The PARISS prism based imaging spectrograph (Model PPIS) enables spatially resolved spectroscopic imaging. 

The PARISS Imaging spectrograph/spectrometer

An imaging spectrograph presents spatially resolved spectra with all acquired wavelengths simultaneously. When used with a spectrum detector such as a CCD or CMOS camera it becomes an imaging spectrometerThe goal is to enable point to point imaging (see Figure 1)

Traditional spectrometers use diffraction gratings in a Czerny Turner geometry (yes, there are others).  Aberrations make it impossible to image a point on the entrance slit as a point on the detector due to significant aberrations.  This problem can be obviated with the use of aspheric optics.

More recently  holographic gratings with aberration correcting properties made spectral imaging feasible. Using a prism with curved sides provides an elegant alternative solution with state of the art light throughput efficiency. (See figure 2)

Figure 3 shows an example of hundreds of spatially resolved spectra acquired simultaneously with the PARISS imaging spectrograph

Go here to compare the spectral properties of prism vs gratings

PARISS imaging spectrograph specifications

  • Weight: 1,250 g (Excluding a camera) Moving parts: None: Optimizes stability and reproducibility
  • Aberration Correction: The wavelength dispersive element is a prism with optical “power.” Concave and convex surfaces on the front and rear surfaces correct astigmatism, coma, and spherical aberration.
  • Spectral range: 365 to ~920 nm or 400 to ~920 nm, depending on choice of camera.  All spectra acquired simultaneously without order sorting filters
  • Light throughput efficiency: Internal transmission ~90% from 450 to ~920 nm.
  • Entrance slit dimensions: Standard 5 mm. by 25 micron, widths of 50 and 100 micron are available in pre-aligned mounting assemblies.
  • Spatial resolution at the sample: Depends on slit width and camera pixel size ~ 0.6 micron by ~0.6 micron with 40x magnification typical.  Nanoparticles may be detected but not resolved
  • Spectral resolution: ~1 nm measured at the full width at half maximum of the 436 nm Hg line, depends on slit width and camera pixel size.
  • Optional calibration standards: Available MIDL wavelength calibration lamp and a “SYLPH”  NIST certified radiometric light source.
Click here for a performance comparison between
a prism and a diffraction grating
An imaging spectrograph images a point on the entrance slit as a point on the detector
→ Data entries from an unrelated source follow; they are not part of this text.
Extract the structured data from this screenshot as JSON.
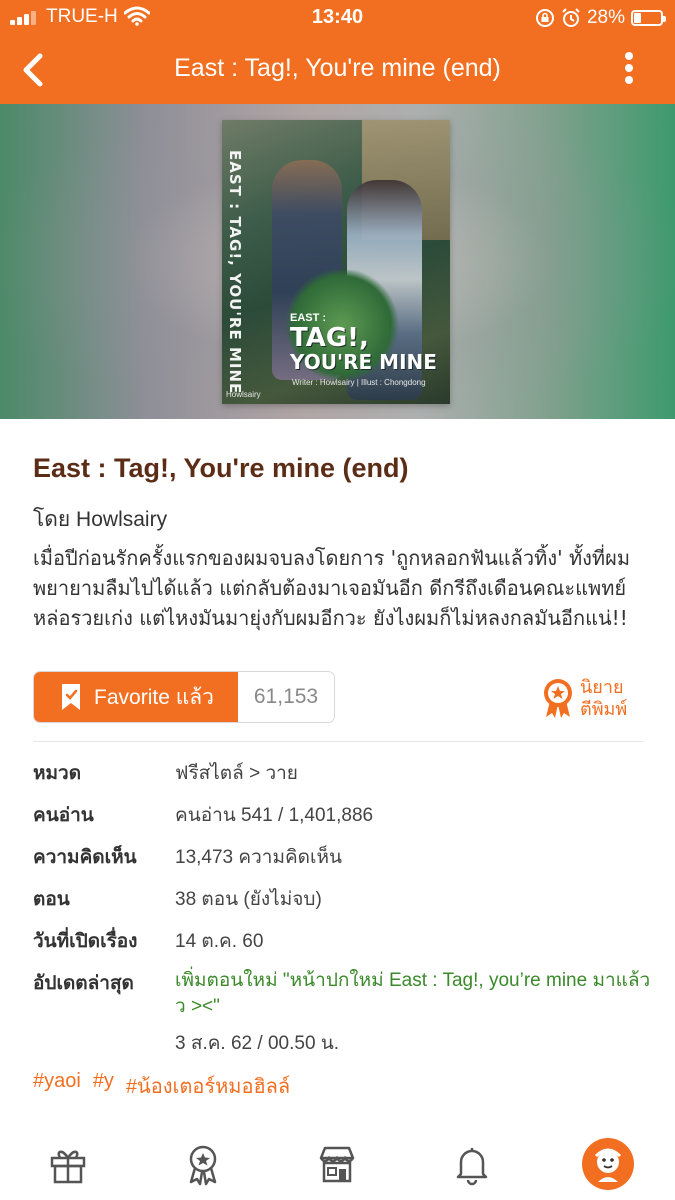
{
  "status_bar": {
    "carrier": "TRUE-H",
    "time": "13:40",
    "battery": "28%"
  },
  "header": {
    "title": "East : Tag!, You're mine (end)"
  },
  "cover": {
    "vertical_title": "EAST : TAG!, YOU'RE MINE",
    "line1": "EAST :",
    "line2": "TAG!,",
    "line3": "YOU'RE MINE",
    "credit": "Writer : Howlsairy | Illust : Chongdong",
    "author": "Howlsairy"
  },
  "story": {
    "title": "East : Tag!, You're mine (end)",
    "byline": "โดย Howlsairy",
    "synopsis": "เมื่อปีก่อนรักครั้งแรกของผมจบลงโดยการ 'ถูกหลอกฟันแล้วทิ้ง' ทั้งที่ผมพยายามลืมไปได้แล้ว แต่กลับต้องมาเจอมันอีก ดีกรีถึงเดือนคณะแพทย์ หล่อรวยเก่ง แต่ไหงมันมายุ่งกับผมอีกวะ ยังไงผมก็ไม่หลงกลมันอีกแน่!!"
  },
  "favorite": {
    "label": "Favorite แล้ว",
    "count": "61,153"
  },
  "badge": {
    "line1": "นิยาย",
    "line2": "ตีพิมพ์"
  },
  "info": {
    "category_label": "หมวด",
    "category_value": "ฟรีสไตล์ > วาย",
    "readers_label": "คนอ่าน",
    "readers_value": "คนอ่าน 541 / 1,401,886",
    "comments_label": "ความคิดเห็น",
    "comments_value": "13,473 ความคิดเห็น",
    "chapters_label": "ตอน",
    "chapters_value": "38 ตอน (ยังไม่จบ)",
    "opened_label": "วันที่เปิดเรื่อง",
    "opened_value": "14 ต.ค. 60",
    "updated_label": "อัปเดตล่าสุด",
    "updated_value": "เพิ่มตอนใหม่ \"หน้าปกใหม่ East : Tag!, you’re mine มาแล้วว ><\"",
    "updated_date": "3 ส.ค. 62 / 00.50 น."
  },
  "tags": [
    "#yaoi",
    "#y",
    "#น้องเตอร์หมอฮิลล์"
  ],
  "tabbar": {
    "icons": [
      "gift-icon",
      "award-icon",
      "store-icon",
      "bell-icon",
      "profile-icon"
    ]
  },
  "colors": {
    "accent": "#f26f21",
    "title_brown": "#5b2d17",
    "update_green": "#3a8a2a"
  }
}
Figure 1: An imaging spectrograph images a point on the entrance slit as a point on the spectrum detector as a function of wavelength

PARISS imaging spectrograph configuration showing the prism with curved sides
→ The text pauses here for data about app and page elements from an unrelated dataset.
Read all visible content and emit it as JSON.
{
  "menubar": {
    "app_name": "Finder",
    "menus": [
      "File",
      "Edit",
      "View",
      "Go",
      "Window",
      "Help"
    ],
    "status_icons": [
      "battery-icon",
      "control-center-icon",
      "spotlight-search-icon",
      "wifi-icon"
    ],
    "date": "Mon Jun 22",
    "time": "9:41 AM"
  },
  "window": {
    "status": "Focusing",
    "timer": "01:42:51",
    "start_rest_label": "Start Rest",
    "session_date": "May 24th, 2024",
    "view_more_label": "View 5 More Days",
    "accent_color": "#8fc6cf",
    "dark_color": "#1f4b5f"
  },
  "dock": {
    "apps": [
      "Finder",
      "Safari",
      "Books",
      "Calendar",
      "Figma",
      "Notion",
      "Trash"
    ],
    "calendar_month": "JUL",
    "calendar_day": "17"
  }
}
Figure 2: The PARISS prism with curved sides to enable spatial imaging

An imaging spectrograph can present hundreds of spatially resolved spectra
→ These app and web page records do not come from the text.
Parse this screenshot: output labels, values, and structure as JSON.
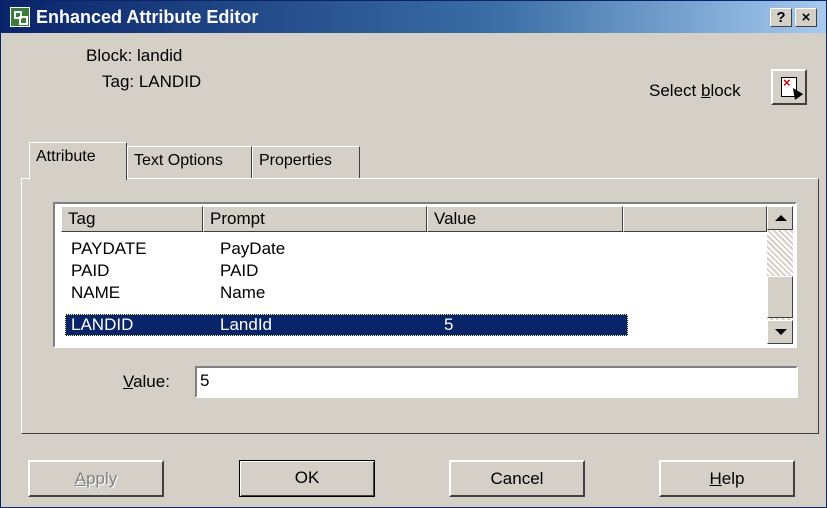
{
  "window": {
    "title": "Enhanced Attribute Editor",
    "help_button": "?",
    "close_button": "×"
  },
  "info": {
    "block_label": "Block: landid",
    "tag_label": "Tag: LANDID",
    "select_block_prefix": "Select ",
    "select_block_underlined": "b",
    "select_block_suffix": "lock"
  },
  "tabs": [
    {
      "label": "Attribute",
      "active": true
    },
    {
      "label": "Text Options",
      "active": false
    },
    {
      "label": "Properties",
      "active": false
    }
  ],
  "table": {
    "columns": [
      "Tag",
      "Prompt",
      "Value"
    ],
    "rows": [
      {
        "tag": "PAYDATE",
        "prompt": "PayDate",
        "value": ""
      },
      {
        "tag": "PAID",
        "prompt": "PAID",
        "value": ""
      },
      {
        "tag": "NAME",
        "prompt": "Name",
        "value": ""
      },
      {
        "tag": "LANDID",
        "prompt": "LandId",
        "value": "5",
        "selected": true
      }
    ]
  },
  "value_field": {
    "label_underlined": "V",
    "label_rest": "alue:",
    "value": "5"
  },
  "buttons": {
    "apply_underlined": "A",
    "apply_rest": "pply",
    "ok": "OK",
    "cancel": "Cancel",
    "help_underlined": "H",
    "help_rest": "elp"
  },
  "colors": {
    "title_bar": "#0a246a",
    "selection": "#0a246a",
    "face": "#d4d0c8"
  }
}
Figure 3: A very dense set of spectra acquired simultaneously.  Each spatially resolved spectrum correlates with an object projected onto the entrance slit. 


Darkfield hyperspectral nanoparticle characterization

Darkfield hyperspectral nanoparticle characterization 

How hyperspectral microscopy works

How PARISS hyperspectral imaging microscopy works

PARISS hyperspectral modes of operation

PARISS hyperspectral imaging microscopy modes of operation

All PARISS Hyperspectral systems are custom configured to meet the needs of an application.
The above configuration is for
guidance only. Specifications can and do change without notice.